## About this task
Each line below with the string "nMastery" should be copied.

-.-.-

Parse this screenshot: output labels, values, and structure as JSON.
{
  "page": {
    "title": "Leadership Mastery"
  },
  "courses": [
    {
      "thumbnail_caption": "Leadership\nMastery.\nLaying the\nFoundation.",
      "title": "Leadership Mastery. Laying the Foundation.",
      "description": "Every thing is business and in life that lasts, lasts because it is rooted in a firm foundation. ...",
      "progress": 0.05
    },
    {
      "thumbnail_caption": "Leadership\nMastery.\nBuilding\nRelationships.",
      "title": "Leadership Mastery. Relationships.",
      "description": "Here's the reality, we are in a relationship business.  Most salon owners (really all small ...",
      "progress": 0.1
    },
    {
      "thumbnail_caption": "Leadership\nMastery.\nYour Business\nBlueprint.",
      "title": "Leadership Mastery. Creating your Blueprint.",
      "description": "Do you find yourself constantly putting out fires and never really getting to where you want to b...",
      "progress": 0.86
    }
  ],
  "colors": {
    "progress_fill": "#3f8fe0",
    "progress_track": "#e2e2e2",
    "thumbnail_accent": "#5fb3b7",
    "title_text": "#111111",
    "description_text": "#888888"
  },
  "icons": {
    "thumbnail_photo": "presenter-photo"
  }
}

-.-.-

## Task output
      "thumbnail_caption": "Leadership\nMastery.\nLaying the\nFoundation.",
      "thumbnail_caption": "Leadership\nMastery.\nBuilding\nRelationships.",
      "thumbnail_caption": "Leadership\nMastery.\nYour Business\nBlueprint.",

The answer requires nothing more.